- DIFFICULTY SWALLOWINGDifficulty swallowing or the feeling that food is stuck in the throat or chest can be one of the first signs of lung cancer or throat cancer. Symptoms of these cancers also include pain or a burning sensation when swallowing food.
Jaundice is yellowing of the eyes and skin. Most people with pancreatic cancer (and virtually all people with ampullary cancer) will have jaundice as one of their first symptoms. Though it is mostly considered a symptom of liver or gallbladder disease, it can also be caused by pancreatic cancer interfering with the bile duct and liver.
- UNUSUAL SWELLING OR LUMPS IN THE BODY
A strange lump in your groin, testicle, breast, underarm, abdomen, neck, or any other part of your body that lasts for 3 weeks or more can indicate cancer. So, your body should be thoroughly checked by a doctor. At times, an enlarged lymph node or lump under the arm can be a sign of breast cancer.
- NEW OR CHANGING SKIN SPOTS OR MOLES

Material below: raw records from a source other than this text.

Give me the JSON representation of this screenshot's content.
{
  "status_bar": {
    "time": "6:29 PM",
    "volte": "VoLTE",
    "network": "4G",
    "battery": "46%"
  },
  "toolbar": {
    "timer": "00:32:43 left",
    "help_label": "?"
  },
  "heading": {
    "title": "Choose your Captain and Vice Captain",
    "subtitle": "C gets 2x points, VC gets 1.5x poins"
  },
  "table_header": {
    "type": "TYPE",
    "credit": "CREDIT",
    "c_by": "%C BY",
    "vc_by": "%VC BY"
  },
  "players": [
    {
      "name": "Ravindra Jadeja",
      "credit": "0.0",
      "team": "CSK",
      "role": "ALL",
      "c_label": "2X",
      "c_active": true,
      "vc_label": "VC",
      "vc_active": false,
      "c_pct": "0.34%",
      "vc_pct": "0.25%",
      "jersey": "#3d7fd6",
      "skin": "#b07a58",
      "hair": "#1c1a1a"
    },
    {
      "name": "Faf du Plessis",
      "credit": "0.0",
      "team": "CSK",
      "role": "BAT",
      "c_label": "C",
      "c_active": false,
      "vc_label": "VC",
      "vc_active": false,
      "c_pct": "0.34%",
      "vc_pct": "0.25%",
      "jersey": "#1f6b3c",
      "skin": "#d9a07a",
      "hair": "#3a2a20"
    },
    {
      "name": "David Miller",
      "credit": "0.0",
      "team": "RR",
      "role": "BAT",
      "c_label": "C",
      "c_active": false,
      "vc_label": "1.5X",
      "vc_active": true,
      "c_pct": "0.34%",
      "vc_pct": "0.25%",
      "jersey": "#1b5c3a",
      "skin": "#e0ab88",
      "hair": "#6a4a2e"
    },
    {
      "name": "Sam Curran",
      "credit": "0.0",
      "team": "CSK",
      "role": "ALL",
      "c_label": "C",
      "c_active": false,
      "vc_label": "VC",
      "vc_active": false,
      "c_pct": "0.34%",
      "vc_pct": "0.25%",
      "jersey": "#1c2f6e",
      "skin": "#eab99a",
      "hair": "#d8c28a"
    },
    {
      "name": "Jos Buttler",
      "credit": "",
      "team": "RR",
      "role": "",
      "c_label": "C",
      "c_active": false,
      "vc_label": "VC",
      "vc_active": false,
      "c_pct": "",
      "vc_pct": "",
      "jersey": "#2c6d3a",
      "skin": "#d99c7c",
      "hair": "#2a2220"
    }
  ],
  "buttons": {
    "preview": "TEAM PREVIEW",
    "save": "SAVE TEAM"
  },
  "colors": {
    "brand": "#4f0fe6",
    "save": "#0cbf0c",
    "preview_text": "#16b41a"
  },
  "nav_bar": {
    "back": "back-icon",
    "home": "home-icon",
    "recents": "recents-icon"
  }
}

Any new growths or changes in symmetry or color on the skin should be checked thoroughly by a board-certified dermatologist because they could be skin cancer.
- CHANGES IN NAILS
If you notice any unusual changes on your nails, see your doctor. Most of the time changes in nails can occur for several reasons, but sometimes, these changes can indicate several types of cancers, such as skin, liver, or lung cancer.
- PELVIC OR ABDOMINAL PAIN
Lower abdominal pain and pelvic heaviness may be a symptom of ovarian cancer. Generally, women are more at risk of developing ovarian cancer if they:
- have never been pregnant,
- have a family history of ovarian, breast, or colorectal cancer, or
- have been diagnosed with breast, colon, rectum or uterine cancer.
- UNEXPLAINED PAIN LASTING MORE THAN FOUR WEEKSPersistent pain may be an early symptom of bone or testicular cancer. Moreover, back pain may be a symptom of cancer. Symptoms of cancer may not show until it has spread to other parts of the body, such as the bones of the spine.
- ABNORMAL BLEEDING
Abnormal bleeding can be a sign of certain cancer. Therefore:
- Blood in your urine, which is sometimes a symptom of a urinary tract infection, can be caused by bladder or kidney cancer.
- Blood in stools, a common sight among those who have hemorrhoids, can be a symptom of bowel cancer.
- Bleeding between periods or after menopause may indicate endometrial or uterine cancer.
- Bleeding from the gastrointestinal tract may be a sign of colorectal cancer.
- Vomiting blood and coughing up blood may be signs of stomach or esophageal cancer and lung cancer, respectively.